◆ **GOAL OF THE EXERCISE**: Without altering a single character, set down all of the data below.

━━ SUPPLIED DATA

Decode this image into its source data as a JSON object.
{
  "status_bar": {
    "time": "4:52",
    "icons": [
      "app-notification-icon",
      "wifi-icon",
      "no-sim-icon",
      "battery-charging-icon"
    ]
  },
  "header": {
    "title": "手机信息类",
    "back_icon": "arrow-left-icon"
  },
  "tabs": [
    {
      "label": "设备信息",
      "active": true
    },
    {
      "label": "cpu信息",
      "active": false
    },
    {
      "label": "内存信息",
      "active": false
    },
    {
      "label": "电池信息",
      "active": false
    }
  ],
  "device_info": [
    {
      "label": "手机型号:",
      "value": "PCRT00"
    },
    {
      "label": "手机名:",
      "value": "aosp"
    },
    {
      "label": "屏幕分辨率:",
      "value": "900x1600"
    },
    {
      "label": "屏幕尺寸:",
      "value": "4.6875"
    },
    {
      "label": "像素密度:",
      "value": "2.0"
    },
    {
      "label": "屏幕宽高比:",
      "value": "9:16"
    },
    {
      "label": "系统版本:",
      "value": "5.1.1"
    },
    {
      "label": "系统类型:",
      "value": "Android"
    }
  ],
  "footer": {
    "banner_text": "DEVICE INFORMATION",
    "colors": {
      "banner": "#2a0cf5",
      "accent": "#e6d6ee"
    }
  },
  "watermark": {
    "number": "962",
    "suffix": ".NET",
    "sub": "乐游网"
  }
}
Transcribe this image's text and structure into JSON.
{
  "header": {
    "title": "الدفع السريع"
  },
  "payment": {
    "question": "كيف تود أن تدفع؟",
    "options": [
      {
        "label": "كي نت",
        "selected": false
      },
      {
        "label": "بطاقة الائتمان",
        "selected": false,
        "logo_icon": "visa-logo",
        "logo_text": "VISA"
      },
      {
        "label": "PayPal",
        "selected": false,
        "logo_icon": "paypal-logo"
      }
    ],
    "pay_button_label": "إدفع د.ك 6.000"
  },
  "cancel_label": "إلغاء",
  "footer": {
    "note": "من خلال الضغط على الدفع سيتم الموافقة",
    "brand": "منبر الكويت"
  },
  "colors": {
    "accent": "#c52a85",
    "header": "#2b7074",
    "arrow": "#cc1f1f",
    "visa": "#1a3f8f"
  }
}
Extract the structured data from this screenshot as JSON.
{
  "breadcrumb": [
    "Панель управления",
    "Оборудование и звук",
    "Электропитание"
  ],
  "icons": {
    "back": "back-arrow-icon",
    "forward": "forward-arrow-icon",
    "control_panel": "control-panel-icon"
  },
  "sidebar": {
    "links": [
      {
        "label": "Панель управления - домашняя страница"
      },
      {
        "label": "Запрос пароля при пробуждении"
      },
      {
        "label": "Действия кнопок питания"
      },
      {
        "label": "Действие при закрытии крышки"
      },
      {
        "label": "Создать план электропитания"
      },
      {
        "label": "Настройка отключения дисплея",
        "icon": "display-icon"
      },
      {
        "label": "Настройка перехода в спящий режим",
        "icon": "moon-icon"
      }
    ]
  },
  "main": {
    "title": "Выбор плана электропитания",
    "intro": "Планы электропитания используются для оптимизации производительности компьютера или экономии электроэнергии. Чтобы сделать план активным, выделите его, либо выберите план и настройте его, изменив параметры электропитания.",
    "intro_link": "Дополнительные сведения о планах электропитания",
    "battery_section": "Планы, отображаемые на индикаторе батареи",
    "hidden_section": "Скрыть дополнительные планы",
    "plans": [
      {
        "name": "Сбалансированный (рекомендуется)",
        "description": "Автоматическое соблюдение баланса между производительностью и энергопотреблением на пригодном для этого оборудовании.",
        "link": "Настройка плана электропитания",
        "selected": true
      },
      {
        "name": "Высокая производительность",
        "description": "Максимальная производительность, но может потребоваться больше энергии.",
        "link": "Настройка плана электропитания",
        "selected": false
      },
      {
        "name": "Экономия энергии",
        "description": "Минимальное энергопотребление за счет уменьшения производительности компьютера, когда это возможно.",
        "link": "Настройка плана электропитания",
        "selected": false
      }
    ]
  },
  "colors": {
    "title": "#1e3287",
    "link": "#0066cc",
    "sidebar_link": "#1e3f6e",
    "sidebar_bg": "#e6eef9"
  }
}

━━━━

◆ **SOLUTION TO THIS EXERCISE**:
Decode this image into its source data as a JSON object.
{
  "status_bar": {
    "time": "4:52",
    "icons": [
      "app-notification-icon",
      "wifi-icon",
      "no-sim-icon",
      "battery-charging-icon"
    ]
  },
  "header": {
    "title": "手机信息类",
    "back_icon": "arrow-left-icon"
  },
  "tabs": [
    {
      "label": "设备信息",
      "active": true
    },
    {
      "label": "cpu信息",
      "active": false
    },
    {
      "label": "内存信息",
      "active": false
    },
    {
      "label": "电池信息",
      "active": false
    }
  ],
  "device_info": [
    {
      "label": "手机型号:",
      "value": "PCRT00"
    },
    {
      "label": "手机名:",
      "value": "aosp"
    },
    {
      "label": "屏幕分辨率:",
      "value": "900x1600"
    },
    {
      "label": "屏幕尺寸:",
      "value": "4.6875"
    },
    {
      "label": "像素密度:",
      "value": "2.0"
    },
    {
      "label": "屏幕宽高比:",
      "value": "9:16"
    },
    {
      "label": "系统版本:",
      "value": "5.1.1"
    },
    {
      "label": "系统类型:",
      "value": "Android"
    }
  ],
  "footer": {
    "banner_text": "DEVICE INFORMATION",
    "colors": {
      "banner": "#2a0cf5",
      "accent": "#e6d6ee"
    }
  },
  "watermark": {
    "number": "962",
    "suffix": ".NET",
    "sub": "乐游网"
  }
}
Transcribe this image's text and structure into JSON.
{
  "header": {
    "title": "الدفع السريع"
  },
  "payment": {
    "question": "كيف تود أن تدفع؟",
    "options": [
      {
        "label": "كي نت",
        "selected": false
      },
      {
        "label": "بطاقة الائتمان",
        "selected": false,
        "logo_icon": "visa-logo",
        "logo_text": "VISA"
      },
      {
        "label": "PayPal",
        "selected": false,
        "logo_icon": "paypal-logo"
      }
    ],
    "pay_button_label": "إدفع د.ك 6.000"
  },
  "cancel_label": "إلغاء",
  "footer": {
    "note": "من خلال الضغط على الدفع سيتم الموافقة",
    "brand": "منبر الكويت"
  },
  "colors": {
    "accent": "#c52a85",
    "header": "#2b7074",
    "arrow": "#cc1f1f",
    "visa": "#1a3f8f"
  }
}
Extract the structured data from this screenshot as JSON.
{
  "breadcrumb": [
    "Панель управления",
    "Оборудование и звук",
    "Электропитание"
  ],
  "icons": {
    "back": "back-arrow-icon",
    "forward": "forward-arrow-icon",
    "control_panel": "control-panel-icon"
  },
  "sidebar": {
    "links": [
      {
        "label": "Панель управления - домашняя страница"
      },
      {
        "label": "Запрос пароля при пробуждении"
      },
      {
        "label": "Действия кнопок питания"
      },
      {
        "label": "Действие при закрытии крышки"
      },
      {
        "label": "Создать план электропитания"
      },
      {
        "label": "Настройка отключения дисплея",
        "icon": "display-icon"
      },
      {
        "label": "Настройка перехода в спящий режим",
        "icon": "moon-icon"
      }
    ]
  },
  "main": {
    "title": "Выбор плана электропитания",
    "intro": "Планы электропитания используются для оптимизации производительности компьютера или экономии электроэнергии. Чтобы сделать план активным, выделите его, либо выберите план и настройте его, изменив параметры электропитания.",
    "intro_link": "Дополнительные сведения о планах электропитания",
    "battery_section": "Планы, отображаемые на индикаторе батареи",
    "hidden_section": "Скрыть дополнительные планы",
    "plans": [
      {
        "name": "Сбалансированный (рекомендуется)",
        "description": "Автоматическое соблюдение баланса между производительностью и энергопотреблением на пригодном для этого оборудовании.",
        "link": "Настройка плана электропитания",
        "selected": true
      },
      {
        "name": "Высокая производительность",
        "description": "Максимальная производительность, но может потребоваться больше энергии.",
        "link": "Настройка плана электропитания",
        "selected": false
      },
      {
        "name": "Экономия энергии",
        "description": "Минимальное энергопотребление за счет уменьшения производительности компьютера, когда это возможно.",
        "link": "Настройка плана электропитания",
        "selected": false
      }
    ]
  },
  "colors": {
    "title": "#1e3287",
    "link": "#0066cc",
    "sidebar_link": "#1e3f6e",
    "sidebar_bg": "#e6eef9"
  }
}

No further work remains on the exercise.